3) The blue line seems really risky for the remainder of 2016-17 and also 2017-18 minus Faulk
Sort of in the same vein as #2, the prospect of building a capable top 4 for the start of the 2017-18 season just looks really dicey. Sure there is the potential that 1 or more of Hanifin, Fleury or McKeown just parachutes into the top 4 like Slavin and Pesce did, but that feels more like wishing than planning. And sure there is the possibility that Francis leverages the expansion draft situation and adds short-term help to build a bridge to the youth, but as a general rule there are more teams shopping for top 4 help than there are players available.
The evaluation points for Ron Francis
When I sort through all of the details, I think it comes down to 2 things for Ron Francis:
1) What are reasonable expectations for Justin Faulk going forward? Is the 2016-17 version of Faulk also the future? Or with a different partner or a full summer to reset, can he find a higher gear defensively? How that question is answered sets a wide range of possible uses and values for Justin Faulk.
2) How would the Hurricanes build out their top 4 on defense short-term (2016-17 and 2017-18) minus Faulk? The prospects of bumping up Hanifin and then adding Fleury, McKeown or a depth defenseman could work if Pesce/Slavin magic strikes again, but it is incredibly risky. Might Francis’ phone calls also be exploring options to back fill the hole with short-term, veteran help?
Up until now, Francis’ work has primarily been to basically sell everything possible at the trade deadline and add as many futures as possible to stock the depleted system that he inherited. But with the depth and the team improving and much of the roster populated with young players, we are quickly reaching the stage of the game where Francis must make some make or break decisions to fill a few roster holes and push the team over the hump.
Personally, I am torn.
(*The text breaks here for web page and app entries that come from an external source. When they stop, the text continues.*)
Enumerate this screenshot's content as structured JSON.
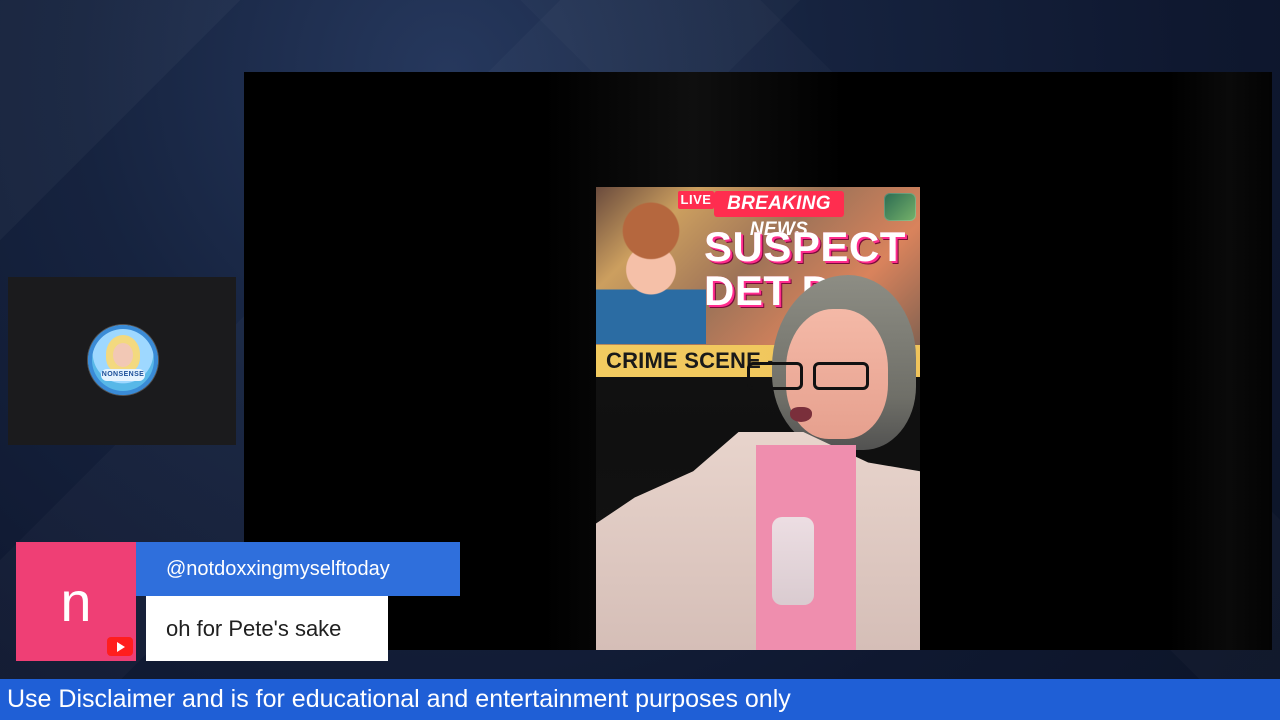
{
  "main_video": {
    "banner": {
      "live": "LIVE",
      "breaking": "BREAKING NEWS",
      "title_line1": "SUSPECT",
      "title_line2": "DET D",
      "crime_scene": "CRIME SCENE -"
    }
  },
  "side_panel": {
    "avatar_text": "NONSENSE"
  },
  "comment": {
    "initial": "n",
    "username": "@notdoxxingmyselftoday",
    "message": "oh for Pete's sake",
    "platform_icon": "youtube-icon"
  },
  "ticker": {
    "text": "Use Disclaimer and is for educational and entertainment purposes only"
  },
  "colors": {
    "ticker_bg": "#1f5fd6",
    "username_bg": "#2f6fdc",
    "avatar_bg": "#ef3f75",
    "breaking_red": "#ff2d4f"
  }
}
I still consider top 4 defensemen to be more valuable than forwards. But I am also on record as not being thrilled with Faulk’s defensive play. If it were 2 weeks or maybe even a month, I would not be too concerned, but the season is two-thirds complete, and I still looking for a higher gear that has not really appeared for more than a few games here and there and almost exclusively on home ice where Peters can pull levers to get match ups that work.
Also check out the Monday Coffee Shop which is open for business with polls and discussion questions on the Faulk/Duchene situation detailed above plus more.